The excuse makers, the baseball apologists too caught up in their own romanticizing of the game to see anything clearly, will tell you that baseball is a game built on cheating, that players like Gaylord Perry, Barry Bonds, Joe Niekro, and Eddie Harris go hand-in-hand with the sport’s history. Tigers closer Todd Jones will take it a step further in insulting your intelligence by theorizing that maybe the smudge on Rogers’ hand was chocolate cake from the pregame meal. There wasn’t even any cake at the pregame meal, reports Yahoo’s Dan Wetzel.
Wonder why ratings for this World Series are down dramatically? Let’s please cease with the reactionary excuse that Detroit and St. Louis are secondarily sized markets and look at the realities:
1. Folks can no longer stand to watch Fox destroy coverage of what used to be considered the Fall Classic.
2. Fans can’t simply be expected to stay up past midnight on the East Coast every night of the month.
3. People are simply becoming tired of baseball ignoring its problems in order to further celebrate itself.
By sweeping yet another controversy under the carpet, baseball has once again created one even larger than what it would have been if they had simply addressed the issue, a process Bud Selig and company are inherent failures at doing. Where is George Mitchell these days, anyway?
Yesterday, La Russa came out and said that what was on Rogers’ hand wasn’t dirt. St. Louis hitting coach Hal McCrae told USA Today, “He wasn’t just cheating by using pine tar; he was scuffing balls, too. We collected about five or six balls that are scuffed. He had to be using his fingernails or something.”
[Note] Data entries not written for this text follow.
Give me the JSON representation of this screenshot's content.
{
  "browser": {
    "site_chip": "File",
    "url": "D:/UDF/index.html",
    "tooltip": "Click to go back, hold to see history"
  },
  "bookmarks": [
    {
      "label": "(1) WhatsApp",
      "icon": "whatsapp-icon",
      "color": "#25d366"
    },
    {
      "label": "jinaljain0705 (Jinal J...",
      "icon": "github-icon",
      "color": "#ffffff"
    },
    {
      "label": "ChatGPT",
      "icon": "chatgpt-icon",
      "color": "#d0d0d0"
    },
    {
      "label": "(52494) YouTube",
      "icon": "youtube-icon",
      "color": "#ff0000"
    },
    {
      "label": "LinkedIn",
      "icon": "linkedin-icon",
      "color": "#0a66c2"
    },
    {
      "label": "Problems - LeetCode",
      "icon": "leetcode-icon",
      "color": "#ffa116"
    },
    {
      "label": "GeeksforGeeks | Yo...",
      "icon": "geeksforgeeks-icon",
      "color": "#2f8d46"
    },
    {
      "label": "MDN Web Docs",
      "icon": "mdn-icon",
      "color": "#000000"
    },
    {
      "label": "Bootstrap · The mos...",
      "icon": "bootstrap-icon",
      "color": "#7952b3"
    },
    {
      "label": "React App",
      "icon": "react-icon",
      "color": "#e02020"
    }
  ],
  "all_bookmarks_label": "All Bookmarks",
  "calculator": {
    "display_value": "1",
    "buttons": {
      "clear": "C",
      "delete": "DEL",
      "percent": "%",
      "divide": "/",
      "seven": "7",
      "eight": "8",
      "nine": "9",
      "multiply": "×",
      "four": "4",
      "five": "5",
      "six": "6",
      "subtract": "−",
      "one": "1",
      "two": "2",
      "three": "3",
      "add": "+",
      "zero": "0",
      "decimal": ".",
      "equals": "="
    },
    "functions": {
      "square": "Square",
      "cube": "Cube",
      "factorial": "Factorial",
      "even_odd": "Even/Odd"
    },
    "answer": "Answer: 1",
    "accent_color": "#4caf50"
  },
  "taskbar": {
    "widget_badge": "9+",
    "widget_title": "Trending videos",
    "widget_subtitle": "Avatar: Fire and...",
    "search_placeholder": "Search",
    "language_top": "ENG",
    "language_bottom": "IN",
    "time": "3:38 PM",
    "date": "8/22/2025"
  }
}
ESPN went back and saw similar discoloration on Rogers’ hand during his previous postseason starts against New York and Oakland, which suggests a reason for his 23-inning scoreless streak this month.
After La Russa asked the umps to take care of it (and not kick Rogers out), Rogers was asked to wash his hands, which he did. Rogers said after the game that the umpires never addressed the issue. Detroit manager Jim Leyland had about 14 different version of the story to tell after the game. Selig … wait, where in the heck is the commissioner anyway?
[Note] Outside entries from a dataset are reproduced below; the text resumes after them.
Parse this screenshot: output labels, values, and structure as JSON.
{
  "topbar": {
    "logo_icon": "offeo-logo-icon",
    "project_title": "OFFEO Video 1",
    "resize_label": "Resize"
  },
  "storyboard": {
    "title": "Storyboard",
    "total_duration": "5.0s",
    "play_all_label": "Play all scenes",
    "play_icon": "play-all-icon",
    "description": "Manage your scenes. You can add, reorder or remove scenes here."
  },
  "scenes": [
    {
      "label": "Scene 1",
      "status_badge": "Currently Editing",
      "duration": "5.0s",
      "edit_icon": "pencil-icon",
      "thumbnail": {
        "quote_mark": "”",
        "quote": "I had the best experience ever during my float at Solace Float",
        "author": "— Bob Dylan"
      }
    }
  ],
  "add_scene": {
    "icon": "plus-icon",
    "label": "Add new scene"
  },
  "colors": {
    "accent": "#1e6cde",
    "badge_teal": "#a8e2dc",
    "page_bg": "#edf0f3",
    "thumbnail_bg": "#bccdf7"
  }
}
Oh, baseball is finished addressing the issue? Of course.
This is how Major League Baseball addresses all issues. Selig will stammer in front of the cameras for a few minutes, playing his grandfatherly Alfred E. Neumann, “What Me Worry?” act that has enough of us fooled, and we go on celebrating “Hometown Heroes,” or some other lame reincarnation of the same promotion we’ve seen time and time again.
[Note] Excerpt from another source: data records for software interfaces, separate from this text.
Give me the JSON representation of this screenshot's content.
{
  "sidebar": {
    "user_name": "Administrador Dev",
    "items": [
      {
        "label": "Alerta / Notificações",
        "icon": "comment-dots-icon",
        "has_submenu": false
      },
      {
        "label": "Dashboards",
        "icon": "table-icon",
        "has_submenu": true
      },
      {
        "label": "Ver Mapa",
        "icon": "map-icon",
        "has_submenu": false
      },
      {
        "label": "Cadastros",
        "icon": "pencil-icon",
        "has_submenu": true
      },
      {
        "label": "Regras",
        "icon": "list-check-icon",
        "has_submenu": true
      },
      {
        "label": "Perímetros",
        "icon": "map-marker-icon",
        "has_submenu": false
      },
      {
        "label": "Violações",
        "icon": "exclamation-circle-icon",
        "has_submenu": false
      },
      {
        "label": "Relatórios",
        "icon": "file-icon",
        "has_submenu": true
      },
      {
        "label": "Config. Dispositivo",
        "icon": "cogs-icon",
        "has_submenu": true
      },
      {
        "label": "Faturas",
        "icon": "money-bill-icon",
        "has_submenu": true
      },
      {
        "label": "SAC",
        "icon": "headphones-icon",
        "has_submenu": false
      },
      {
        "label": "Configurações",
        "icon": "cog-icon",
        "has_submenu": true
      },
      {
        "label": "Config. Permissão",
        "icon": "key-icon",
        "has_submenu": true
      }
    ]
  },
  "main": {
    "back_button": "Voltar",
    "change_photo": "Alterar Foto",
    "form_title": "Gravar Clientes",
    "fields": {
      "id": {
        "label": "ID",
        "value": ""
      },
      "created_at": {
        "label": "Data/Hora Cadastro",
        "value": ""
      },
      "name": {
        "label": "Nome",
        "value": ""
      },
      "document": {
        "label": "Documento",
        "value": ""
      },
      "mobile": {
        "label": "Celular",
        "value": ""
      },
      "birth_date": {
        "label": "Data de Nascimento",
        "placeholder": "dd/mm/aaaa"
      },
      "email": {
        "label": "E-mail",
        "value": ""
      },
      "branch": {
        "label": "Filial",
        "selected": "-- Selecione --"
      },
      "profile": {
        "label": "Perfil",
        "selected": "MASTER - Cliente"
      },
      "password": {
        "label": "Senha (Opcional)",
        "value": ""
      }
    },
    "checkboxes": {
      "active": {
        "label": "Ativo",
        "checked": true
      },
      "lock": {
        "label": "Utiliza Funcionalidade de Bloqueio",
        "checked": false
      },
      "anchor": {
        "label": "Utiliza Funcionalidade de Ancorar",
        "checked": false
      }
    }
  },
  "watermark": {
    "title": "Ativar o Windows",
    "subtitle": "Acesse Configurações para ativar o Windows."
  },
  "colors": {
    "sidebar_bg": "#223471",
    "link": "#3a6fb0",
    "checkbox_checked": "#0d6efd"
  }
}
Leave it to Rogers to muck up Detroit’s magical ride. Last year pushing the cameraman wasn’t his fault. This time, he wants you to believe it was dirt on his hand. Keep an eye out for Rogers’ autobiography entitled, “Kenny Rogers things you’re an imbecile”
Of course, it wasn’t the first time either La Russa or Rogers have been associated with cheating. In fact, four years earlier, Rogers was accused scuffing baseballs by the Cleveland Indians during a perfect game bid. After the game, Rogers expressed his dissatisfaction with the Indians’ accusations.
“I think a lot less of the Indians today than I did yesterday,” he said. “They can say anything they want. I don’t care. . . . I’m more embarrassed for the Indians.”
As for La Russa, well, does not discussing the past ring any bells? How about the steroid king, Jose Canseco, himself? La Russa has managed some of the most dubious cheaters in the game’s recent history, so perhaps the question is whether calling out another one is a little ingenuous. Maybe what he says about someone else’s player could come back to haunt him.
And let’s not forget, as shocking as Rogers’ resurgence has been, La Russa also has a couple of guys named Jeff Suppan and Jeff Weaver who have come out of nowhere this October to dominate.
Everybody cheats in baseball. Apparently, the managers don’t care, the players don’t care, the umpires don’t care, and the powers that be don’t care.
So then, should we? I guess it depends on how much you’re willing to have MLB step all over you. If that’s the case, then it was an honest mistake. It was just dirt.
And if you believe that, then you’re perfect to join the Mitchell steroid probe. Congratulations. You’re Major League Baseball material.